Prawn Curry Recipe (aka my prawn ruby murray) – an easy curry recipe to create a rich and fragrant prawn curry packed with flavour and utterly delicious.
My Prawn Curry recipe offers real depth of flavour with a rich smoky tomato base, slightly sweet with a little tang, it compliments the sweetness of the prawns perfectly. An easy prawn curry recipe or as my ‘ol man’ would say; a lovely ruby murray!
This genuinely is my go-to prawn curry recipe; the kids love it as even though it is really rich and packed with flavour it isn’t hot. Which is a little annoying as I love a bit of chilli – in fact I think almost everything tastes a little better with some chilli – so I usually keep some chilli oil on the side for me to drizzle over.

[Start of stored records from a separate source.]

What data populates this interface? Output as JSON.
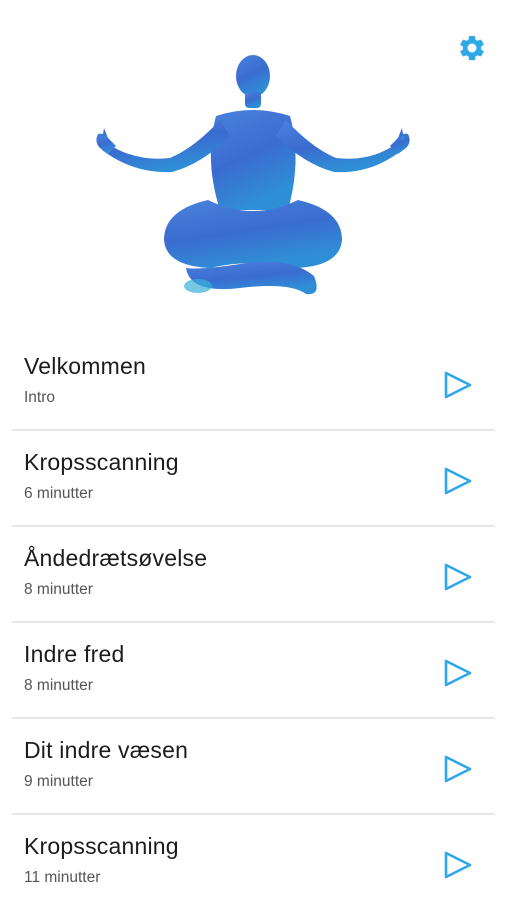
{
  "header": {
    "settings_icon": "gear-icon",
    "hero_icon": "meditation-figure-icon",
    "accent_color": "#2ea8e6",
    "figure_color": "#3b6fd1"
  },
  "items": [
    {
      "title": "Velkommen",
      "subtitle": "Intro",
      "icon": "play-icon"
    },
    {
      "title": "Kropsscanning",
      "subtitle": "6 minutter",
      "icon": "play-icon"
    },
    {
      "title": "Åndedrætsøvelse",
      "subtitle": "8 minutter",
      "icon": "play-icon"
    },
    {
      "title": "Indre fred",
      "subtitle": "8 minutter",
      "icon": "play-icon"
    },
    {
      "title": "Dit indre væsen",
      "subtitle": "9 minutter",
      "icon": "play-icon"
    },
    {
      "title": "Kropsscanning",
      "subtitle": "11 minutter",
      "icon": "play-icon"
    }
  ]
}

I travelled around India for a few months and was lucky enough to have the odd family run cooking lesson. There were a couple of really good things I learnt in India when it comes to cooking a curry; read my top tips on making a curry here.

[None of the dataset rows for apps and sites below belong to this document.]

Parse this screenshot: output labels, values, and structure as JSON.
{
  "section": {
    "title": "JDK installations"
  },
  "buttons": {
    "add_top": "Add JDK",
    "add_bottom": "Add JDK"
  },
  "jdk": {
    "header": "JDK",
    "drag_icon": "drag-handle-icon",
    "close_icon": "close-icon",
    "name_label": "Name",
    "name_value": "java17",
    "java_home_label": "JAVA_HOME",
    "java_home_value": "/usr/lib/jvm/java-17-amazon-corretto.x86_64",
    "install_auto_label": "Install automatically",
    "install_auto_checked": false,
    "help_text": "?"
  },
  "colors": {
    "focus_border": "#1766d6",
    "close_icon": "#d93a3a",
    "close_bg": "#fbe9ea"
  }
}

Weirdly, whenever it is really hot and sunny I always feel like having a really fragrant curry (obviously that’s when my wife won’t let me cook another BBQ…:)). I think this probably stems from travelling through India and Asia and eating some incredibly tasty and hot curries whilst sitting in the sunshine.
Ever since then, summer always has the connotations of hot salads or curries for me. But this actually makes sense, you eat something hot, perspire, raise your body’s temperature which in turn makes you feel cooler.
Want a coconut prawn curry instead?
It’s a bit like having a really cold shower on holiday – it feels great at the time but immediately as you turn the shower off you feel even hotter than you did before!
Enough of my climatic philosophy, here’s some info to ensure you make an incredible curry. It’s all about the ‘paste’ at the start, this is what gives real depth of flavour to your curry. If you want some top tips of making curries, check out my Curry making guide.
Note: The phrase ‘oil separates’ means when you see the oil within the paste suddenly re-appear. Don’t worry, I’ll explain. When you first combine the paste into the oil it will soak it all up (see fig.1) once the spices and paste are fully cooked the oil will separate (see fig.2) and become visible in the pan again. If you are unsure, trust your sense of smell; if the steam rising from the paste stops smelling of raw onions you are probably good to go.
Prawn Curry Recipe Serves 2 – Ingredients:
1 large white onion (about 150g)
6 cloves of garlic
3 inches of ginger
Dash of water (just to help the blender combine it)
6 cloves whole
3 whole dried chillies puncture flesh once with a knife
1 teaspoon mild red chilli powder
1/2 teaspoon smoked paprika
1/2 teaspoon ground cinnamon
1 teaspoon turmeric
1 teaspoon ground cumin
1 teaspoon ground coriander
TIP: Measure and put all the ground spices together before you start cooking so you can add them in one go (the cloves and dried chilli will go in separately)
Just over 1/4 cup (about 80ml) light olive or rapeseed oil
1/2 cup / 120ml water
2 black cardamom pods
1/2tbl garam masala
Bowl of prawns (about 250gms)
1 small white onion cut into eighths
2 ripe tomatoes cut into eighths
1 tablespoon of brown soft sugar
1 tablespoons of fish sauce
1/2 tin of good quality chopped tomatoes or passata
Handful of fresh coriander chopped (stalks and leaves separated)
1/2 fresh lime juice
Tablespoon greek yoghurt per portion to serve
Prawn Curry Recipe – Method:
- Blend together all the paste ingredients until you have a fairly smooth paste (this is best done with a hand blender).
- On a medium heat add the oil to a pan (at least enough to fully cover the base of the pan), then add the cloves and dried chillies and let sizzle for 30 seconds before adding the rest of the Spice mix ingredients. Stir into the oil and sizzle for half a minute before adding the onion, garlic and ginger paste.
- Mix thoroughly to combine and turn the heat to low and let it gently cook, stirring occasionally for about 20-30 minutes or until the oil separates.
- This takes time; letting the paste cook long and slow will give a real depth of flavour that you can’t achieve otherwise. Trust me, let it cook on a very low heat for the 30 minutes give or take that it needs..
- Now add the tinned tomatoes, sliced onion, sugar, fish sauce, black cardamom pods, 1/2 cup water, the chopped coriander stalks and season lightly with salt and heavy with ground black pepper. Leave on low heat, uncovered, simmering for 20 mins (if it gets too thick add a dash more water).
- Finally add the fresh chopped tomato, prawns and garam masala. Leave on the heat for about 3-4 minutes or just long enough to cook the prawns through then remove from the heat (I add the fresh tomatoes near the end to lift the flavour and add a little freshness).
Once plated up; sprinkle the rest of the fresh coriander leaves on top with a good squeeze of lime juice and a dollop of Greek yoghurt.
Goes well with boiled rice, a cold beer and a really annoying cook who keeps asking how nice it is (sorry Anna – but it really is good isn’t it?!)